December 31, 1998
In 1997, workers with extended workweeks had a wide range of earnings premiums. More than half earned at least 32 percent more per week and about 67 percent earned more per hour than did those who worked a standard week.
In nearly 90 percent of managerial, management-related, and sales occupations, weekly earnings of workers with an extended workweek exceeded those of workers with a standard workweek by at least 32 percent. For sales workers, the opportunity to earn more commissions with additional hours bumps up the pay premiums, especially among women.
In contrast, among professional specialty workers and technicians, two-thirds had premiums below 32 percent, and actually earned less per hour.
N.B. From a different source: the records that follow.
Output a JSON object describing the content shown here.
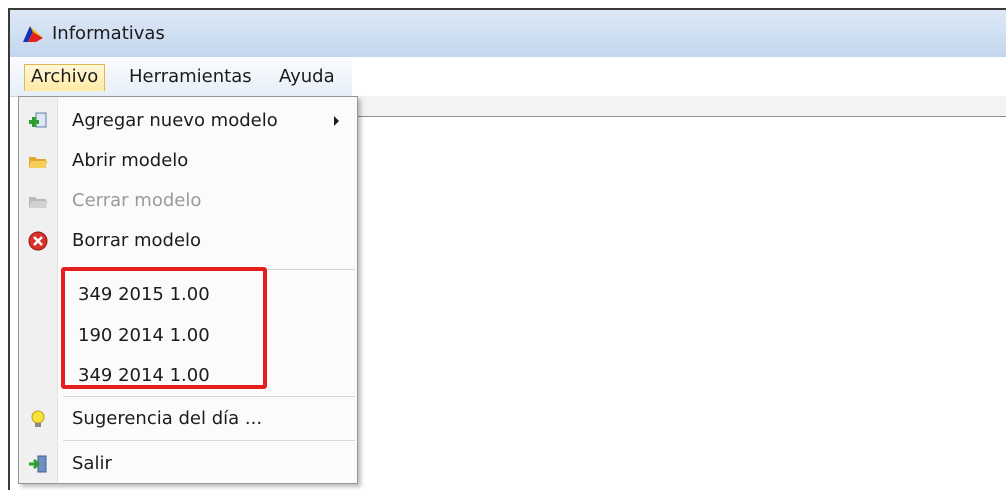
{
  "window": {
    "title": "Informativas"
  },
  "menubar": {
    "items": [
      {
        "label": "Archivo",
        "active": true
      },
      {
        "label": "Herramientas"
      },
      {
        "label": "Ayuda"
      }
    ]
  },
  "dropdown": {
    "items": [
      {
        "label": "Agregar nuevo modelo",
        "icon": "add-model-icon",
        "submenu": true
      },
      {
        "label": "Abrir modelo",
        "icon": "open-folder-icon"
      },
      {
        "label": "Cerrar modelo",
        "icon": "close-folder-icon",
        "disabled": true
      },
      {
        "label": "Borrar modelo",
        "icon": "delete-icon"
      }
    ],
    "recent": [
      "349 2015 1.00",
      "190 2014 1.00",
      "349 2014 1.00"
    ],
    "bottom": [
      {
        "label": "Sugerencia del día ...",
        "icon": "lightbulb-icon"
      },
      {
        "label": "Salir",
        "icon": "exit-icon"
      }
    ]
  },
  "colors": {
    "highlight": "#e41e1e",
    "menu_active": "#ffe9a4"
  }
}
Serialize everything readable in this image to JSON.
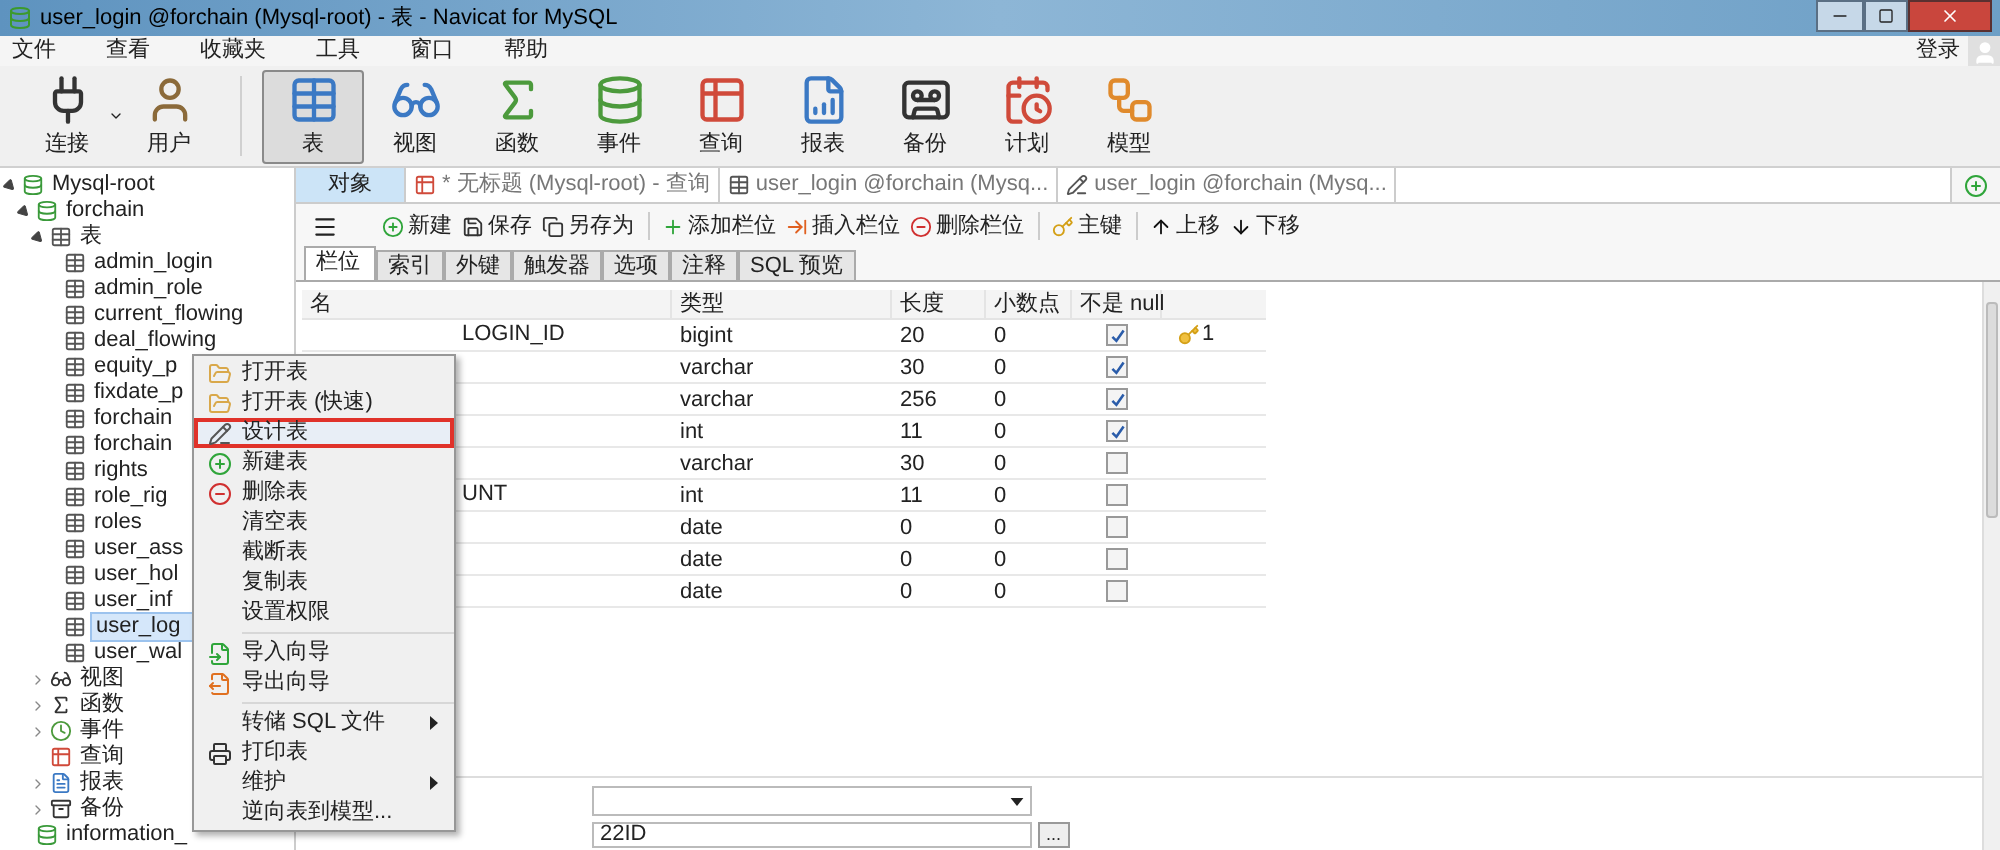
{
  "window": {
    "title": "user_login @forchain (Mysql-root) - 表 - Navicat for MySQL"
  },
  "menu_bar": {
    "items": [
      "文件",
      "查看",
      "收藏夹",
      "工具",
      "窗口",
      "帮助"
    ],
    "login": "登录"
  },
  "toolbar": {
    "groups": [
      [
        {
          "label": "连接",
          "selected": false,
          "dropdown": true
        },
        {
          "label": "用户",
          "selected": false,
          "dropdown": false
        }
      ],
      [
        {
          "label": "表",
          "selected": true,
          "dropdown": false
        },
        {
          "label": "视图",
          "selected": false,
          "dropdown": false
        },
        {
          "label": "函数",
          "selected": false,
          "dropdown": false
        },
        {
          "label": "事件",
          "selected": false,
          "dropdown": false
        },
        {
          "label": "查询",
          "selected": false,
          "dropdown": false
        },
        {
          "label": "报表",
          "selected": false,
          "dropdown": false
        },
        {
          "label": "备份",
          "selected": false,
          "dropdown": false
        },
        {
          "label": "计划",
          "selected": false,
          "dropdown": false
        },
        {
          "label": "模型",
          "selected": false,
          "dropdown": false
        }
      ]
    ]
  },
  "sidebar": {
    "tree": [
      {
        "label": "Mysql-root",
        "kind": "connection",
        "expanded": true,
        "selected": false,
        "children": [
          {
            "label": "forchain",
            "kind": "database",
            "expanded": true,
            "selected": false,
            "children": [
              {
                "label": "表",
                "kind": "tables",
                "expanded": true,
                "selected": false,
                "children": [
                  {
                    "label": "admin_login",
                    "kind": "table",
                    "selected": false
                  },
                  {
                    "label": "admin_role",
                    "kind": "table",
                    "selected": false
                  },
                  {
                    "label": "current_flowing",
                    "kind": "table",
                    "selected": false
                  },
                  {
                    "label": "deal_flowing",
                    "kind": "table",
                    "selected": false
                  },
                  {
                    "label": "equity_p",
                    "kind": "table",
                    "selected": false
                  },
                  {
                    "label": "fixdate_p",
                    "kind": "table",
                    "selected": false
                  },
                  {
                    "label": "forchain",
                    "kind": "table",
                    "selected": false
                  },
                  {
                    "label": "forchain",
                    "kind": "table",
                    "selected": false
                  },
                  {
                    "label": "rights",
                    "kind": "table",
                    "selected": false
                  },
                  {
                    "label": "role_rig",
                    "kind": "table",
                    "selected": false
                  },
                  {
                    "label": "roles",
                    "kind": "table",
                    "selected": false
                  },
                  {
                    "label": "user_ass",
                    "kind": "table",
                    "selected": false
                  },
                  {
                    "label": "user_hol",
                    "kind": "table",
                    "selected": false
                  },
                  {
                    "label": "user_inf",
                    "kind": "table",
                    "selected": false
                  },
                  {
                    "label": "user_log",
                    "kind": "table",
                    "selected": true
                  },
                  {
                    "label": "user_wal",
                    "kind": "table",
                    "selected": false
                  }
                ]
              },
              {
                "label": "视图",
                "kind": "views",
                "expanded": false,
                "selected": false
              },
              {
                "label": "函数",
                "kind": "functions",
                "expanded": false,
                "selected": false
              },
              {
                "label": "事件",
                "kind": "events",
                "expanded": false,
                "selected": false
              },
              {
                "label": "查询",
                "kind": "queries",
                "selected": false
              },
              {
                "label": "报表",
                "kind": "reports",
                "expanded": false,
                "selected": false
              },
              {
                "label": "备份",
                "kind": "backups",
                "expanded": false,
                "selected": false
              }
            ]
          },
          {
            "label": "information_",
            "kind": "database",
            "selected": false
          }
        ]
      }
    ]
  },
  "tabs": [
    {
      "label": "对象",
      "kind": "objects",
      "selected": true
    },
    {
      "label": "* 无标题 (Mysql-root) - 查询",
      "kind": "query",
      "selected": false
    },
    {
      "label": "user_login @forchain (Mysq...",
      "kind": "table",
      "selected": false
    },
    {
      "label": "user_login @forchain (Mysq...",
      "kind": "design",
      "selected": false
    }
  ],
  "design_toolbar": {
    "items": [
      {
        "label": "新建",
        "kind": "new"
      },
      {
        "label": "保存",
        "kind": "save"
      },
      {
        "label": "另存为",
        "kind": "saveas"
      },
      {
        "label": "添加栏位",
        "kind": "add"
      },
      {
        "label": "插入栏位",
        "kind": "insert"
      },
      {
        "label": "删除栏位",
        "kind": "delete"
      },
      {
        "label": "主键",
        "kind": "key"
      },
      {
        "label": "上移",
        "kind": "up"
      },
      {
        "label": "下移",
        "kind": "down"
      }
    ]
  },
  "sub_tabs": [
    {
      "label": "栏位",
      "selected": true
    },
    {
      "label": "索引",
      "selected": false
    },
    {
      "label": "外键",
      "selected": false
    },
    {
      "label": "触发器",
      "selected": false
    },
    {
      "label": "选项",
      "selected": false
    },
    {
      "label": "注释",
      "selected": false
    },
    {
      "label": "SQL 预览",
      "selected": false
    }
  ],
  "table": {
    "columns": [
      "名",
      "类型",
      "长度",
      "小数点",
      "不是 null"
    ],
    "rows": [
      {
        "name": "LOGIN_ID",
        "type": "bigint",
        "length": "20",
        "decimals": "0",
        "not_null": true,
        "key": "1"
      },
      {
        "type": "varchar",
        "length": "30",
        "decimals": "0",
        "not_null": true
      },
      {
        "type": "varchar",
        "length": "256",
        "decimals": "0",
        "not_null": true
      },
      {
        "type": "int",
        "length": "11",
        "decimals": "0",
        "not_null": true
      },
      {
        "type": "varchar",
        "length": "30",
        "decimals": "0",
        "not_null": false
      },
      {
        "name": "UNT",
        "type": "int",
        "length": "11",
        "decimals": "0",
        "not_null": false
      },
      {
        "type": "date",
        "length": "0",
        "decimals": "0",
        "not_null": false
      },
      {
        "type": "date",
        "length": "0",
        "decimals": "0",
        "not_null": false
      },
      {
        "type": "date",
        "length": "0",
        "decimals": "0",
        "not_null": false
      }
    ]
  },
  "properties": {
    "field": {
      "value": "22ID"
    },
    "browse_button": "..."
  },
  "context_menu": {
    "items": [
      {
        "kind": "item",
        "label": "打开表",
        "icon": true,
        "submenu": false,
        "selected": false
      },
      {
        "kind": "item",
        "label": "打开表 (快速)",
        "icon": true,
        "submenu": false,
        "selected": false
      },
      {
        "kind": "item",
        "label": "设计表",
        "icon": true,
        "submenu": false,
        "selected": true
      },
      {
        "kind": "item",
        "label": "新建表",
        "icon": true,
        "submenu": false,
        "selected": false
      },
      {
        "kind": "item",
        "label": "删除表",
        "icon": true,
        "submenu": false,
        "selected": false
      },
      {
        "kind": "item",
        "label": "清空表",
        "icon": false,
        "submenu": false,
        "selected": false
      },
      {
        "kind": "item",
        "label": "截断表",
        "icon": false,
        "submenu": false,
        "selected": false
      },
      {
        "kind": "item",
        "label": "复制表",
        "icon": false,
        "submenu": false,
        "selected": false
      },
      {
        "kind": "item",
        "label": "设置权限",
        "icon": false,
        "submenu": false,
        "selected": false
      },
      {
        "kind": "separator"
      },
      {
        "kind": "item",
        "label": "导入向导",
        "icon": true,
        "submenu": false,
        "selected": false
      },
      {
        "kind": "item",
        "label": "导出向导",
        "icon": true,
        "submenu": false,
        "selected": false
      },
      {
        "kind": "separator"
      },
      {
        "kind": "item",
        "label": "转储 SQL 文件",
        "icon": false,
        "submenu": true,
        "selected": false
      },
      {
        "kind": "item",
        "label": "打印表",
        "icon": true,
        "submenu": false,
        "selected": false
      },
      {
        "kind": "item",
        "label": "维护",
        "icon": false,
        "submenu": true,
        "selected": false
      },
      {
        "kind": "item",
        "label": "逆向表到模型...",
        "icon": false,
        "submenu": false,
        "selected": false
      }
    ]
  }
}
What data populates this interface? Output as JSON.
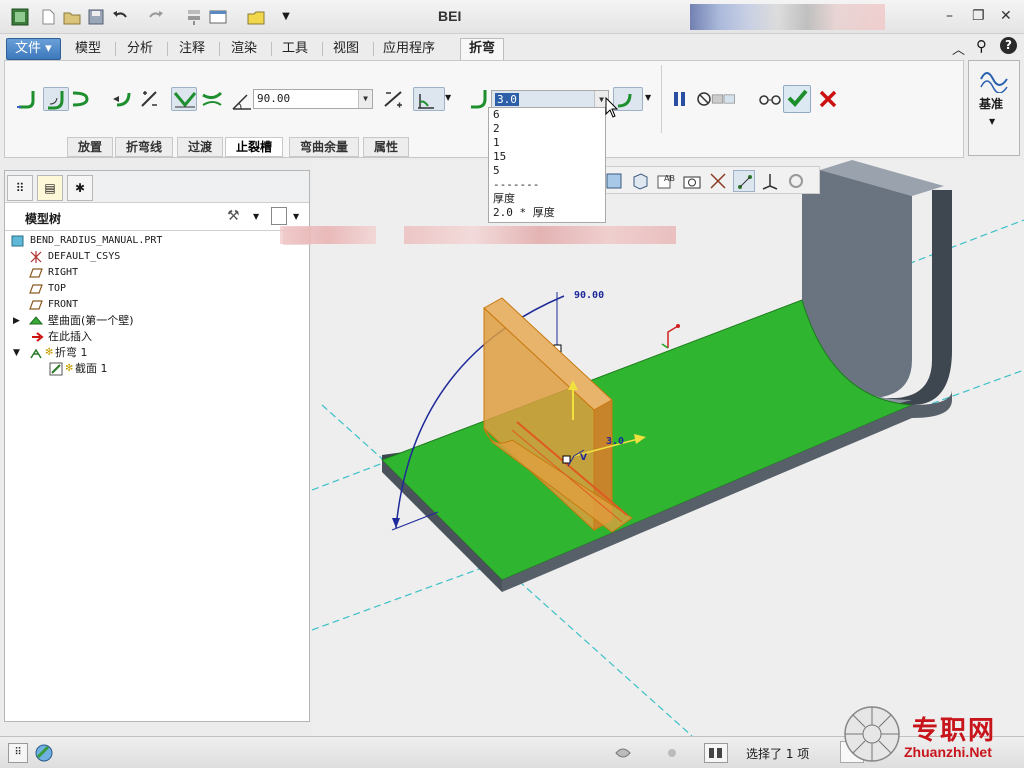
{
  "window": {
    "title": "BEI",
    "controls": [
      "–",
      "❐",
      "✕"
    ]
  },
  "menu": {
    "file": "文件",
    "tabs": [
      "模型",
      "分析",
      "注释",
      "渲染",
      "工具",
      "视图",
      "应用程序"
    ],
    "active_tab": "折弯",
    "help_icons": [
      "︿",
      "⚲",
      "?"
    ]
  },
  "ribbon": {
    "angle_value": "90.00",
    "radius_value": "3.0",
    "subtabs": [
      "放置",
      "折弯线",
      "过渡",
      "止裂槽",
      "弯曲余量",
      "属性"
    ],
    "active_subtab": "止裂槽",
    "datum_label": "基准"
  },
  "radius_dropdown": {
    "options": [
      "6",
      "2",
      "1",
      "15",
      "5",
      "-------",
      "厚度",
      "2.0 * 厚度"
    ]
  },
  "model_tree": {
    "header": "模型树",
    "items": [
      {
        "label": "BEND_RADIUS_MANUAL.PRT",
        "mono": true
      },
      {
        "label": "DEFAULT_CSYS",
        "mono": true
      },
      {
        "label": "RIGHT",
        "mono": true
      },
      {
        "label": "TOP",
        "mono": true
      },
      {
        "label": "FRONT",
        "mono": true
      },
      {
        "label": "壁曲面(第一个壁)",
        "mono": false
      },
      {
        "label": "在此插入",
        "mono": false
      },
      {
        "label": "折弯 1",
        "mono": false
      },
      {
        "label": "截面 1",
        "mono": false
      }
    ]
  },
  "viewport": {
    "angle_annotation": "90.00",
    "radius_annotation": "3.0",
    "v_label": "V"
  },
  "status": {
    "selection_text": "选择了 1 项"
  },
  "watermark": {
    "name": "专职网",
    "url": "Zhuanzhi.Net"
  },
  "colors": {
    "accent": "#3d78bc",
    "plate_green": "#2fb52f",
    "preview_orange": "#e0a040",
    "confirm_green": "#1d8f2a",
    "cancel_red": "#cc1111"
  }
}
This may be due, in part, to professional workers being paid annual salaries unrelated to the number of hours worked.
A standard workweek is defined as one in which usual hours worked fall between 35 and 44 hours. Extended workweeks are those in which usual hours worked fall between 45 and 99 hours.
Bureau of Labor Statistics, U.S. Department of Labor, The Editor's Desk, Workers with longer workweeks often earn more per hour on the Internet at http://www.bls.gov/opub/ted/1998/dec/wk5/art04.htm (visited July 30, 2014).
This edition of Spotlight on Statistics examines labor productivity trends from 2000 through 2010 for selected industries and sectors within the nonfarm business sector of the U.S. economy. Read more »